With concerns about rising prices of basics like gas and food, some people are reluctant to go camping, though it isn’t a terribly expensive means of getting away for a while. At least it doesn’t have to be.
How about camping on the cheap or casual camping? You can do this near home or right in your backyard overnight.
Consider car camping, where you pitch the tent next to the car for an overnighter in a nearby spot and explore local activities. There are no hard and fast rules on how to do this. Only a few basics are necessary, and you may even have some of these already, without having to purchase everything.
You’ll need a tent, sleeping bags, and a cooler of food and drink. You don’t have to buy high end gear and supplies. One significant benefit to having them is they’re reusable.
That’s important for a couple of reasons. You don’t have to lay out money for gear each time you go camping, and your gear can and should be used in survival situations.
Consider having basic gear and supplies as good insurance against difficult times. What if storms knock out utilities and other basic services? What if economic or political turmoil spiral unpredictably to create circumstances that necessitate greater need for self reliance?
If you’re a wise shopper, you may be able to purchase a tent for $50, and a sleeping bag for $15-20.
Be sure to take plenty of water for your camping outing to use for drinking and cooking. Camping sites or state parks may have public clean water sources to use, but be prepared if you’re not going to such a place.
Your food choices are up to you. Try out MRE’s or food bars if you’ve never tried them before. Cooking gear can be as elaborate as you like. A propane camp stove is good, but you can heat food in tin foil over a fire as well.
Be sure to have at least one camping lantern. Each family member should have a flashlight. You may want your children each to have an emergency whistle, just in case someone gets lost.
Carry along insect repellent and perhaps a small first aid kit. Don’t forget to bring along any prescribed medications.
Having a weather radio to with a weather alert feature could be useful. At least have a portable AM/FM radio to monitor local broadcasts for weather and news, but don’t allow it to become a distraction.
There are plenty of things you and your family can do for free. For example, go fishing or take a nature walk. Get brochures on attractions in your area. Look in newspapers or magazines for a calendar of events to see if there are any fairs or festivals you could attend.
Camping can be a time of family bonding and can lend new perspective. By gaining the experience of living with only the basics, those survival situations won’t be so unknown or fearful.
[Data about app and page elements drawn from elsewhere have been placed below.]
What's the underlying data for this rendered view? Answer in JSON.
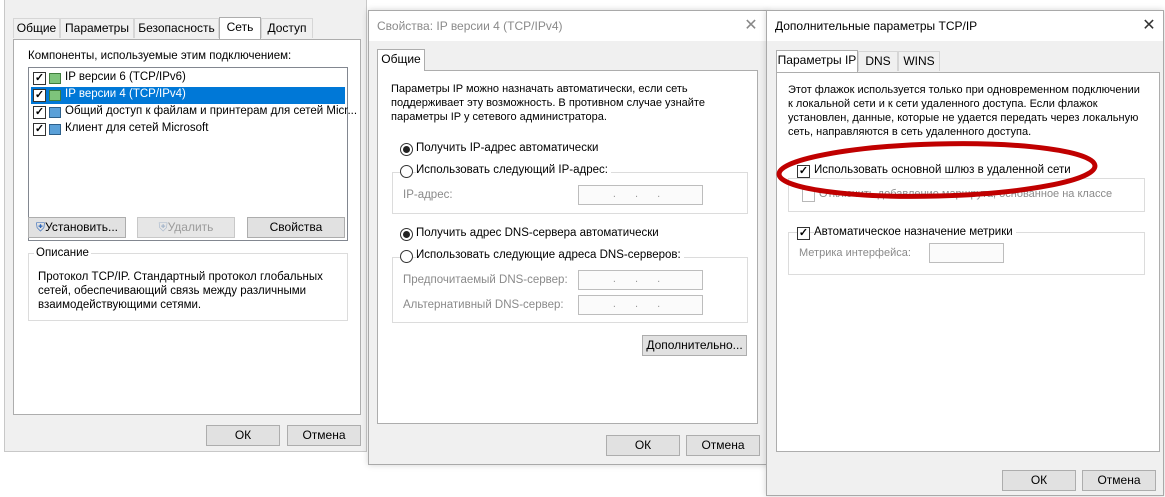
{
  "win1": {
    "tabs": [
      "Общие",
      "Параметры",
      "Безопасность",
      "Сеть",
      "Доступ"
    ],
    "active_tab": "Сеть",
    "components_label": "Компоненты, используемые этим подключением:",
    "components": [
      {
        "label": "IP версии 6 (TCP/IPv6)",
        "checked": true,
        "selected": false
      },
      {
        "label": "IP версии 4 (TCP/IPv4)",
        "checked": true,
        "selected": true
      },
      {
        "label": "Общий доступ к файлам и принтерам для сетей Micr...",
        "checked": true,
        "selected": false
      },
      {
        "label": "Клиент для сетей Microsoft",
        "checked": true,
        "selected": false
      }
    ],
    "install_button": "Установить...",
    "remove_button": "Удалить",
    "properties_button": "Свойства",
    "description_title": "Описание",
    "description_text": "Протокол TCP/IP. Стандартный протокол глобальных сетей, обеспечивающий связь между различными взаимодействующими сетями.",
    "ok_button": "ОК",
    "cancel_button": "Отмена"
  },
  "win2": {
    "title": "Свойства: IP версии 4 (TCP/IPv4)",
    "close_icon": "close-icon",
    "tab": "Общие",
    "intro": "Параметры IP можно назначать автоматически, если сеть поддерживает эту возможность. В противном случае узнайте параметры IP у сетевого администратора.",
    "radio_ip_auto": "Получить IP-адрес автоматически",
    "radio_ip_manual": "Использовать следующий IP-адрес:",
    "ip_label": "IP-адрес:",
    "ip_value": ". . .",
    "radio_dns_auto": "Получить адрес DNS-сервера автоматически",
    "radio_dns_manual": "Использовать следующие адреса DNS-серверов:",
    "dns_pref_label": "Предпочитаемый DNS-сервер:",
    "dns_pref_value": ". . .",
    "dns_alt_label": "Альтернативный DNS-сервер:",
    "dns_alt_value": ". . .",
    "advanced_button": "Дополнительно...",
    "ok_button": "ОК",
    "cancel_button": "Отмена"
  },
  "win3": {
    "title": "Дополнительные параметры TCP/IP",
    "close_icon": "close-icon",
    "tabs": [
      "Параметры IP",
      "DNS",
      "WINS"
    ],
    "active_tab": "Параметры IP",
    "intro": "Этот флажок используется только при одновременном подключении к локальной сети и к сети удаленного доступа. Если флажок установлен, данные, которые не удается передать через локальную сеть, направляются в сеть удаленного доступа.",
    "use_gateway": "Использовать основной шлюз в удаленной сети",
    "use_gateway_checked": true,
    "disable_class_route": "Отключить добавление маршрута, основанное на классе",
    "auto_metric": "Автоматическое назначение метрики",
    "auto_metric_checked": true,
    "metric_label": "Метрика интерфейса:",
    "metric_value": "",
    "ok_button": "ОК",
    "cancel_button": "Отмена",
    "highlight_color": "#c00000"
  }
}
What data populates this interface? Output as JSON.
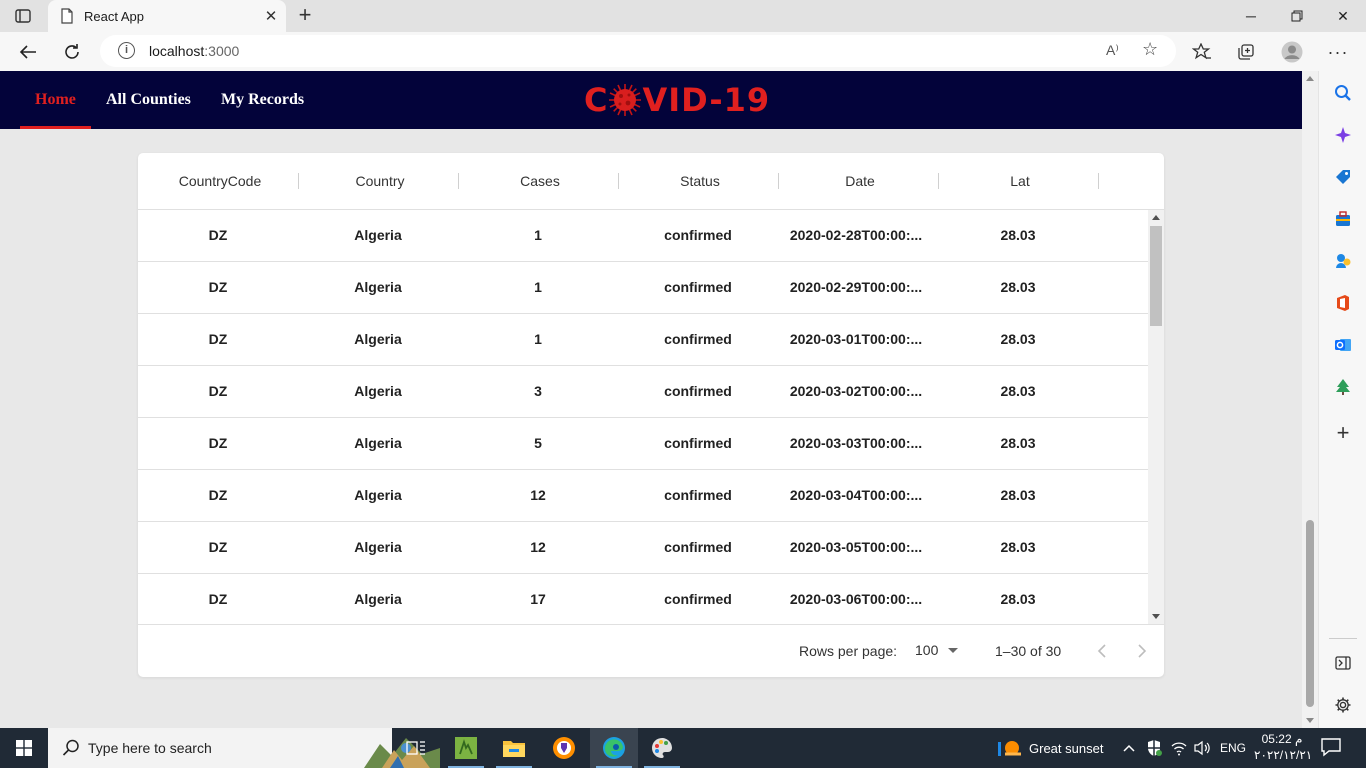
{
  "browser": {
    "tab_title": "React App",
    "url_host": "localhost",
    "url_port": ":3000",
    "read_aloud": "A⁾"
  },
  "navbar": {
    "links": [
      "Home",
      "All Counties",
      "My Records"
    ],
    "active": "Home",
    "logo_text_left": "C",
    "logo_text_right": "VID-19",
    "logo_color": "#e0201f",
    "bg_color": "#03033a"
  },
  "table": {
    "columns": [
      "CountryCode",
      "Country",
      "Cases",
      "Status",
      "Date",
      "Lat"
    ],
    "rows": [
      [
        "DZ",
        "Algeria",
        "1",
        "confirmed",
        "2020-02-28T00:00:...",
        "28.03"
      ],
      [
        "DZ",
        "Algeria",
        "1",
        "confirmed",
        "2020-02-29T00:00:...",
        "28.03"
      ],
      [
        "DZ",
        "Algeria",
        "1",
        "confirmed",
        "2020-03-01T00:00:...",
        "28.03"
      ],
      [
        "DZ",
        "Algeria",
        "3",
        "confirmed",
        "2020-03-02T00:00:...",
        "28.03"
      ],
      [
        "DZ",
        "Algeria",
        "5",
        "confirmed",
        "2020-03-03T00:00:...",
        "28.03"
      ],
      [
        "DZ",
        "Algeria",
        "12",
        "confirmed",
        "2020-03-04T00:00:...",
        "28.03"
      ],
      [
        "DZ",
        "Algeria",
        "12",
        "confirmed",
        "2020-03-05T00:00:...",
        "28.03"
      ],
      [
        "DZ",
        "Algeria",
        "17",
        "confirmed",
        "2020-03-06T00:00:...",
        "28.03"
      ]
    ],
    "footer": {
      "rows_per_page_label": "Rows per page:",
      "rows_per_page_value": "100",
      "range_text": "1–30 of 30"
    }
  },
  "taskbar": {
    "search_placeholder": "Type here to search",
    "weather": "Great sunset",
    "language": "ENG",
    "time": "05:22 م",
    "date": "٢٠٢٢/١٢/٢١",
    "apps": [
      "task-view-icon",
      "app-green-icon",
      "file-explorer-icon",
      "brave-icon",
      "edge-icon",
      "paint-icon"
    ]
  }
}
Take advantage of camping opportunities as part of your survival strategy while you can, or later you may wish you had taken your family’s preparedness more seriously. As a former president might put it, “Do it for the children.”